Momonga-san and sakura-sensei were brought together by their mutual interest in Edo culture; Momonga-san (who had studied about the Edo period in university) visited sakura-sensei because “sakura-sensei is an expert in the Edo period”. Momonga-san had known about sakura-sensei before she joined onBLUE’s editorial team; she’d even sent her a message via her personal website and gotten a reply! Generally speaking, sakura-sensei’s stance is “I want to spread the joys of the Edo period” – she’s always hoping that more people would take an interest in it or create works related to the Edo period.

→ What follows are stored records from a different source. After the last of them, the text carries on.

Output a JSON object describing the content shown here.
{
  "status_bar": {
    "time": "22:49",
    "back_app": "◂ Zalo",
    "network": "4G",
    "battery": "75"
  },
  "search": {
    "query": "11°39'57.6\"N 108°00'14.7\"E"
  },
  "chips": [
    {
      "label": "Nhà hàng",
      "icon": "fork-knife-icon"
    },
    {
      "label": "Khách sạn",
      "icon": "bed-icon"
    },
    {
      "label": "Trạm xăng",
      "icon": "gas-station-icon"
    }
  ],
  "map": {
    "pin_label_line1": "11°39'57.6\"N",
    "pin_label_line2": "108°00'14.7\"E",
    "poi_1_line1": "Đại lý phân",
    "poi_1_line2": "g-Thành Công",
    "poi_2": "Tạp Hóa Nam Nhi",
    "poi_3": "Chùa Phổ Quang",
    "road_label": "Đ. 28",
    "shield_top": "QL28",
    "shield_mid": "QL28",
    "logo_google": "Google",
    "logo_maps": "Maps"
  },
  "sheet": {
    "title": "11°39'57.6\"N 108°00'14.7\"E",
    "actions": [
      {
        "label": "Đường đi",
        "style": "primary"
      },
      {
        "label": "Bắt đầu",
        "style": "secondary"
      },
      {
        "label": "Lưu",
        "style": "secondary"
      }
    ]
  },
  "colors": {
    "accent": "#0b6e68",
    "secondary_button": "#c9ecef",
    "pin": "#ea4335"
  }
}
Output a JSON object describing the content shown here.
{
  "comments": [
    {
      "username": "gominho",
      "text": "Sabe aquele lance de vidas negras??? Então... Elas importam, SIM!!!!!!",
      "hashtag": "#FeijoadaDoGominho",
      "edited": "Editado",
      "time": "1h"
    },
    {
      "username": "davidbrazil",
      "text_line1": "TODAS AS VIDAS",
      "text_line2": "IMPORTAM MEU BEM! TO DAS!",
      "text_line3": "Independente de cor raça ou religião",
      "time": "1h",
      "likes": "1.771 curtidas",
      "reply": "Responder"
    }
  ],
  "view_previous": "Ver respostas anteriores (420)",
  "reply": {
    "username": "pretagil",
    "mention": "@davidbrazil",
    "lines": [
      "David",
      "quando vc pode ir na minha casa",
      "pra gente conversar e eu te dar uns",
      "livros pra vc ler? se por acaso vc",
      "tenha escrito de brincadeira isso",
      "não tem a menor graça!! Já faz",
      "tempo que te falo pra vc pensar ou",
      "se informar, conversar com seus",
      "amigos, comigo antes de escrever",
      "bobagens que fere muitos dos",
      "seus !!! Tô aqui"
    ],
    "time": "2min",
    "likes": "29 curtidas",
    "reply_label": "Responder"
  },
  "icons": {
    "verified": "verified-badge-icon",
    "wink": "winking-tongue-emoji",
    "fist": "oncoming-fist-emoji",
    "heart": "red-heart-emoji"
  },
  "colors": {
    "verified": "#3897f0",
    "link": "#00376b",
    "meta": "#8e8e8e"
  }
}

As such, she still communicates with her fans regularly via platforms such as Twitter.
In regards to the English version of MomoMan (which is available on futekiya), sakura-sensei said: “I’m surprised and delighted by the fact English-speaking audiences are enjoying this manga too, especially since I thought it’d be confusing for people outside of Japan. The people who leave comments clearly have a great understanding of the content, so I’m very happy to have gained their passionate readership”. If you’re a futekiya reader who became interested in the Edo period because of MomoMan, we’re sure sakura-sensei would be delighted to hear that!
After the live drawing session
After the live drawing session, sakura-sensei talked to us about one of her favorite onBLUE titles; PERFECT FIT by Thanat-sensei! (This title is available on futekiya too!)
According to sakura-sensei, a big part of PERFECT FIT (and Thanat-sensei’s manga)’s appeal is that the characters have a particular “masculine quality”. While Boys’ Love couples often involve one effeminate guy, sakura-sensei loves how Mashimo (the uke in PERFECT FIT) is actually quite manly. She also enjoyed the fact Tanaka-senpai, the seme, looks like a stern student but fools around at night. “The overall dynamic between the super-powerful seme and the naive uke is also so good!”, she commented. We’re sure you’d love this title if you enjoy sakura-sensei’s works, so please check it out!
— 紗久楽さわ🌈 (@climnon) March 28, 2021
This talk show was held on sakura-sensei’s birthday, so of course there was a birthday surprise: a cake featuring a charming illustration of Momo! In addition, it was revealed that Thanat-sensei herself had been a part of the talk show all along under the name “Staff – Tanaka”…!!
Thanat-sensei described MomoMan as “a fantastic manga which depicts the Edo period in an easy-to-understand yet interesting way… AND also manages to squeeze in a whole lot of moe and spice”! She also gave us a heartwarming confession: whenever she ends up with art block, she motivates herself by looking at sakura-sensei’s manga volumes and absorbing the sheer amount of energy that radiates from her pages.
Thanat-sensei’s favorite MomoMan characters are the main two… but she also mentioned that she’s really gotten into Sen after reading Volumes 3-4. Her favorite fireman is Suekichi, and she’s also very fond of Shichimatsu.
All good times come to an end, and before we knew it, it was time to wrap up the talk show. In her final message, sakura-sensei said: “thank you for making my birthday so enjoyable! Many more onBLUE talk shows are on the schedule, so please check them out for interesting stories from various other manga artists!”.
Thank you, sakura-sensei, Momonga-san and Thanat-sensei! We had a great time at this talk show!
This article is available in Japanese on honto’s swamp website below:
About futekiya: Read what you love
In 2018, futekiya began as a Boys Love (BL) manga news and culture website operated by FANTASISTA, INC., a CG/VR production studio based in Tokyo, Japan. futekiya transformed into a budding global distributor of officially licensed BL manga in 2019.
futekiya launched as an online subscription service for officially licensed BL manga on July 8, 2019. Determined to connect fans around the world with English-translated BL legally and conveniently, futekiya empowers readers to support creators and the manga industry.
Readers who subscribe to futekiya and pay a flat monthly fee of $6.99 will have access to our expanding library of English-language manga. To subscribe, please go to read.futekiya.com and create an account. More information is in our guide.